Maybe it's the addition of Kendrick Perkins.  Maybe it's maturing as a team, but they are scary good.   It feels wrong to say this, but the Lakers hung with OKC for the first 45 minutes last night rather than the other way around.

And then the turnovers spiked, LA looked tired and the shots kept dropping for the Thunder.  

Game over. 

I went back and forth about writing today. I like to write summaries of three or four game stretches for basketball. It's easier to discern patterns that way. Generally speaking I don't like to write one game at a time, day after analysis. If the Lakers win, it can come off as triumphalist. If they lose, it can come off as shrill and panicky. 

Guess what? I'm shrill and panicky. 

Actually, I wrote that after the Golden State loss.  Well, now I have my multi-game sample. Careful what you wish for.

Lakers? What in the world is happening? I know I said I would be okay with you going four and one, or three and two the rest of the way, but I did not see five losses in a row coming.  

And now your No. 2 seed is anything but assured.  Ditto your opening round opponent.  

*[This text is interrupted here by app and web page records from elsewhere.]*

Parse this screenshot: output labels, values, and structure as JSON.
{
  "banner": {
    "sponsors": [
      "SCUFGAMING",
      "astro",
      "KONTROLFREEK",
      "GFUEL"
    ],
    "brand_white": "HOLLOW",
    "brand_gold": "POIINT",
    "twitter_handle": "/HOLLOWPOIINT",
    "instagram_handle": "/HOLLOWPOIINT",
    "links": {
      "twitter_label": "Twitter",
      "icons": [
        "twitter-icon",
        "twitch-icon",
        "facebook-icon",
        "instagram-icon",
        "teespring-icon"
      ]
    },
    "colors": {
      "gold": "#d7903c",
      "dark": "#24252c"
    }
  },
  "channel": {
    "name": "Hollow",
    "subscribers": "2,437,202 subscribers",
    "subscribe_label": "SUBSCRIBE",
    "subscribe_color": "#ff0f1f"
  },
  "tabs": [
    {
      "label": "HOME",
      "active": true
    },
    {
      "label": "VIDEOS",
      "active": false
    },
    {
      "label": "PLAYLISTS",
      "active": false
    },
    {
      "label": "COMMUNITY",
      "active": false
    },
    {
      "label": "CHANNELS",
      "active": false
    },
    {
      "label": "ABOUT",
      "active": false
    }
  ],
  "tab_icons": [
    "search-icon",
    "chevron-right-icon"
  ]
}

That was an awful loss against Oklahoma City last night. A hundred times I've said that for these young players you are facing (even on non-playoff teams), they view this as their Super Bowl moment. Your entire team is filled with hyper-competitive guys. Of course these young bucks want to step to you.

With all my heart, I hope this is a blip on the radar and the Lakers are holding their energy in reserve for the postseason.

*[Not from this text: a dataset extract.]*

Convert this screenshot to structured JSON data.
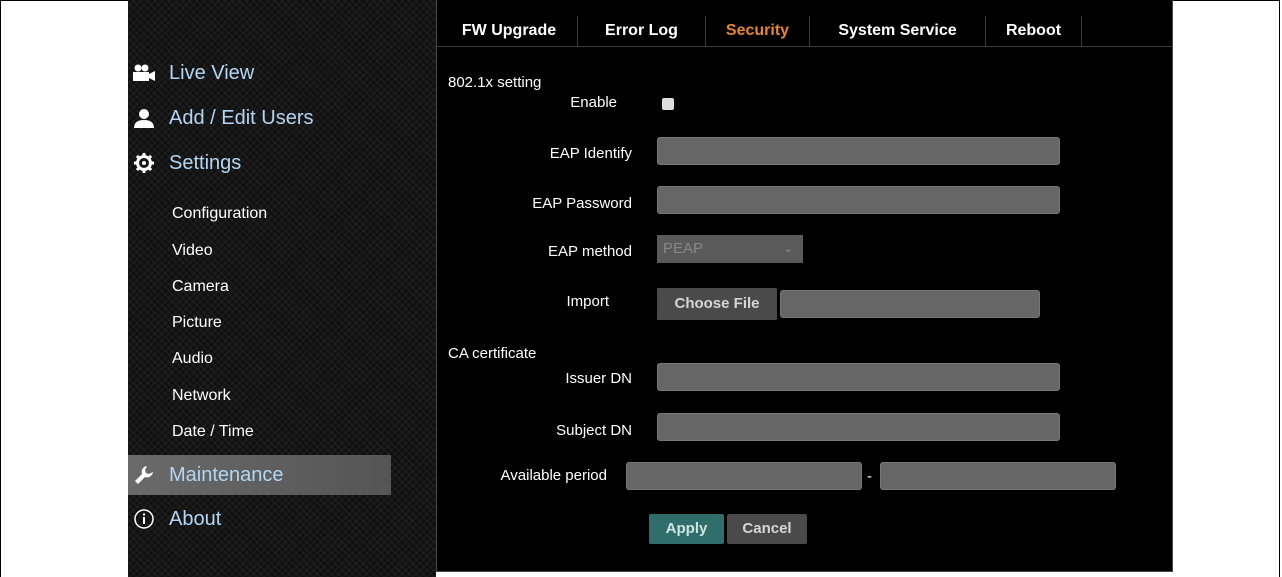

But the problems are glaring: the bench can’t hold a lead.  You've been phoning it in on defense and nobody has a hot hand right now.  Anything not clear?  

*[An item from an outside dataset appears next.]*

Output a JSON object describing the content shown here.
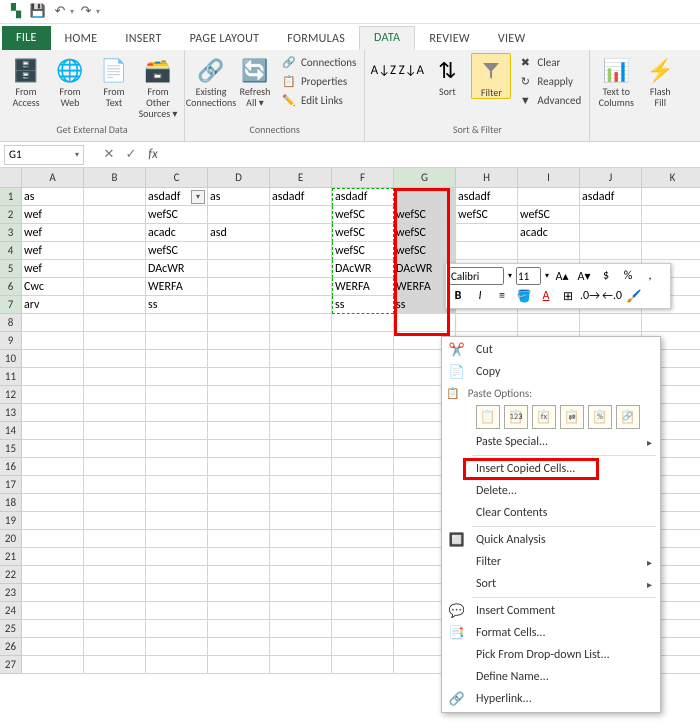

I mean seriously bench, the starters again handed you a double-digit lead in the Golden State loss and it evaporated almost instantly. Bench? Your job is to protect it while the starters get some rest. I don't care about your dunks, or highlight reel shots. Protect. The. Lead.

The only good thing to come out of this losing streak is that Mamba is furious. I’d hate to be at practice the next few days. There is going to have to be some accountability.

I’m glad the cameras caught Kobe Bryant and Phil Jackson walking back to the locker room after the Golden State game. Those two better have a plan because if I were scouting the Lakers, I’d say that the second they pull Kobe to rest, I’d put in my best shooter and track meet it up and down the floor since the bench is apparently unable to play defense. 

So looking back on this bad streak, what can we say?  Well one thing that is killing you Lakers is turnovers. Against Denver: 20. Against Utah: 19. Against Golden State: 17. I can’t wait for the final game of the season when they only turn it over 14 times. I only say that with a slight bit of sarcasm.

As if to prove my point, the Lakers kept the turnovers to a minimum against OKC and stayed competitive.  What happened in the last three minutes? The Lakers turned the ball over.  

The other thing is, Phil needs to fix the issue of tempo. Especially with the bench which has a tendency to get a little wild when most of the starters are out. The Lakers MUST control it. Even if that means early time outs. They have a consistent problem lately that when they get down by double digits—they get sucked into the other team’s transition game, start throwing up desperation bricks and then the other team gets the rebound, takes off back down the court and the Lakers don’t have time to come back and set their defense.

Kobe and Derek Fisher know how to reset the tempo.  Everyone else needs to learn that.  

When the Lakers set their half-court and play smart triangle basketball with plenty of ball movement and, when EVERY SINGLE MAN plays defense, they are unbeatable. But the issue with speed of other teams has been exposed and every contender will try to exploit it.

The answer is the Lakers have to slow things down. They really don’t have any other option if they want to win. Kobe can’t score 50 points a night or they will double team him to death and it doesn’t seem like anybody else has a hot hand right now.

The only other good thing to come from this is that it is a very serious reality check for the Lakers.  The West is really good.  Everyone wants to take down the defending champs.  

You are going to have to earn this, gentlemen.